I don't have enough information to estimate the seriousness of loosing this data (i.e., are there a few full-feature films, or hundreds of short takes; is it only a download issue, i.e., time and network bandwidth; ...).
But working on business software, we have this problem every quarter (release): Some data structures change, to support process or UX improvements. It is not an option to "corrupt" any data, as customers depend on our software for business continuity.
So the solution is to have a "migration process" for every such change: Take the existing customer data, turn it into the format required for the new version of the software, and only then upgrade the software.
For example in your case, create a list of all downloaded media, download them in the new format, then install the new app - which can immediately present all previously downloaded media.

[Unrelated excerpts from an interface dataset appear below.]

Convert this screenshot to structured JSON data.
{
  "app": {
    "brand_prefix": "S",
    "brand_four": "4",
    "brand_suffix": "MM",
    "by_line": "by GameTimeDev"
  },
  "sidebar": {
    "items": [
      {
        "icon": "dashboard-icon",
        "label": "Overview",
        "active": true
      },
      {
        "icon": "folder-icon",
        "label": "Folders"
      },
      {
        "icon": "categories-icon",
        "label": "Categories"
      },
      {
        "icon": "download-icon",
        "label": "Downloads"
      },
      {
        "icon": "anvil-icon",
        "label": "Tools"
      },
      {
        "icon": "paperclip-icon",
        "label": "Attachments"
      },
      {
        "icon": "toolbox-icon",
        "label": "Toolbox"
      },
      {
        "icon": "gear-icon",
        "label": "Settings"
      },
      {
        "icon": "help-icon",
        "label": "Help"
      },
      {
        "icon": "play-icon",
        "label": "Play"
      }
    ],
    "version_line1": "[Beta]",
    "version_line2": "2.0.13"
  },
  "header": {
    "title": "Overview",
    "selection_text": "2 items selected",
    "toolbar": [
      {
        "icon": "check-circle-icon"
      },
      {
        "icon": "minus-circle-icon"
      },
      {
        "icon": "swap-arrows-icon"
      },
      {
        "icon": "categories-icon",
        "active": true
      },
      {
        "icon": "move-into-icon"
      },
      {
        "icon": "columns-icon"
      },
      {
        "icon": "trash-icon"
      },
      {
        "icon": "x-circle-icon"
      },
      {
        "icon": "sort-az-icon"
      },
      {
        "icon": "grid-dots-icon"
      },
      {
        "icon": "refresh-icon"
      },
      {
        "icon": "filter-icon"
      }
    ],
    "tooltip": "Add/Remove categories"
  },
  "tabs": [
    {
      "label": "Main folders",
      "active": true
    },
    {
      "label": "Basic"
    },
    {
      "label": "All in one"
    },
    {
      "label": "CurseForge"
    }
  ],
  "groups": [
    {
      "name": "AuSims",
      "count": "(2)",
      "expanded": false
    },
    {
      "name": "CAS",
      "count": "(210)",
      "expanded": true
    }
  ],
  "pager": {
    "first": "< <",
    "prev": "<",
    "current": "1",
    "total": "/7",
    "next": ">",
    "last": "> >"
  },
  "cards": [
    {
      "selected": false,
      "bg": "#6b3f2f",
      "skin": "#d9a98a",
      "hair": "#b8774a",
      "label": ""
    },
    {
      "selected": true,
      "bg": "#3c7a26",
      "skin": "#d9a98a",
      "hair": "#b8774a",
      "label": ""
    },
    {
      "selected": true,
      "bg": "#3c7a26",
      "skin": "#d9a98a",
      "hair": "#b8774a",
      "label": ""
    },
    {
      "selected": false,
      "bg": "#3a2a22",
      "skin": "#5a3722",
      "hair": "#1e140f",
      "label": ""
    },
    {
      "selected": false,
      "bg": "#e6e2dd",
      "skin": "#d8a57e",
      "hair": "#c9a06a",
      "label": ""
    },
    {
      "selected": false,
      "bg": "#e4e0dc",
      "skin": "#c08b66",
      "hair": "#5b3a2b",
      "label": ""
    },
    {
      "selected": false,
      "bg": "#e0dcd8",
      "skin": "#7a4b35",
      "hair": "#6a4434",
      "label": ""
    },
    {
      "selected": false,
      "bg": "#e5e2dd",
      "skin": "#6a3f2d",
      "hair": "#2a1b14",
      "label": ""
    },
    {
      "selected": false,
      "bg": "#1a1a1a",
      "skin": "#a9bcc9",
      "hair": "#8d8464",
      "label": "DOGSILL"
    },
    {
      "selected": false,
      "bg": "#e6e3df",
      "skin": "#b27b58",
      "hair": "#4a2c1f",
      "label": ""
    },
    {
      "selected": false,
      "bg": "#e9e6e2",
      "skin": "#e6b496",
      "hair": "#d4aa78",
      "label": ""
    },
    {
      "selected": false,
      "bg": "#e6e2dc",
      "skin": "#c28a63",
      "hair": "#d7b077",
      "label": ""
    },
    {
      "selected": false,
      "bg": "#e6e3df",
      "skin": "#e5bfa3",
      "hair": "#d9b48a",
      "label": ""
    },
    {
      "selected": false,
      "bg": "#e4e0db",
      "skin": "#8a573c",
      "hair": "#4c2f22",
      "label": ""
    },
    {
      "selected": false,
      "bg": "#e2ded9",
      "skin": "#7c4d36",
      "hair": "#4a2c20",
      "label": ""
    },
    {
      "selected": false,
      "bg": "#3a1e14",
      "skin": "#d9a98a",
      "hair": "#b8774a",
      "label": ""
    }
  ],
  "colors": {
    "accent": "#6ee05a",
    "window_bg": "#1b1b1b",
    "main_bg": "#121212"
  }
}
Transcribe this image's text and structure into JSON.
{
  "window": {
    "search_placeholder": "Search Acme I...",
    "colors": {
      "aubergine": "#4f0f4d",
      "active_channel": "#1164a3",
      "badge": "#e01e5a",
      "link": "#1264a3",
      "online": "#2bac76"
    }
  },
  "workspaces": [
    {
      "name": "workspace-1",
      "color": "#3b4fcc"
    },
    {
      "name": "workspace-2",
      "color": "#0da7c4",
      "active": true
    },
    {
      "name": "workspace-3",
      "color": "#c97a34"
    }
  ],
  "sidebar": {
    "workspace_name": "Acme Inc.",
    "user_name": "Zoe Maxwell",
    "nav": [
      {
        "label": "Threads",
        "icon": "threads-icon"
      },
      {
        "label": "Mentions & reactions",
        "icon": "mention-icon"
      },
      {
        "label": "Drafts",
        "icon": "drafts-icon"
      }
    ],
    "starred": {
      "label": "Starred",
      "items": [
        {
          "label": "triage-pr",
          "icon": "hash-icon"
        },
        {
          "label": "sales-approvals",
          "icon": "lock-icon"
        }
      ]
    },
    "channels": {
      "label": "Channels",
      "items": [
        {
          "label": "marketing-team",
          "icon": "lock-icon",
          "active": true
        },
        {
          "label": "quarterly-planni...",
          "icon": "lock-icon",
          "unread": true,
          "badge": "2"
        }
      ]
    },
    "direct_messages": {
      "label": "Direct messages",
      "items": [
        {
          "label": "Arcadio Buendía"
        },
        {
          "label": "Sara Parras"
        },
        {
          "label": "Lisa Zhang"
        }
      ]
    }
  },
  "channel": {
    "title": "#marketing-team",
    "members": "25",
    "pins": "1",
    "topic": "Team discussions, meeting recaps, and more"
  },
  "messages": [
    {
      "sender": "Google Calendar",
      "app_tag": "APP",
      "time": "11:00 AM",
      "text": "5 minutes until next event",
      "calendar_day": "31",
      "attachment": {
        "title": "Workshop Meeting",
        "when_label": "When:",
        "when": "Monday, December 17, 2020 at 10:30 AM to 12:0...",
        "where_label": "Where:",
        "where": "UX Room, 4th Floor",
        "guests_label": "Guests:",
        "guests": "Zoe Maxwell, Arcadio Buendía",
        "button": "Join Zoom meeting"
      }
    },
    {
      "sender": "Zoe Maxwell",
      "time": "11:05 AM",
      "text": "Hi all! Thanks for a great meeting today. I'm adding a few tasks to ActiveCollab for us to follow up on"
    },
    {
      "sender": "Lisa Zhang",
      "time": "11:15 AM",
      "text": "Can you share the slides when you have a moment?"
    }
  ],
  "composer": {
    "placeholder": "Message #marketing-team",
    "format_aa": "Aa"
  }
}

From a UX point of view, that's what I would expect as a user. When any app upgrade destroys all my data, there's a huge risk that I will switch to another app - because I have to start over anyway. So this argument is not only about the user's experience (what we are discussing here), but also about the business consequence of a careless (considering technical process only) update procedure.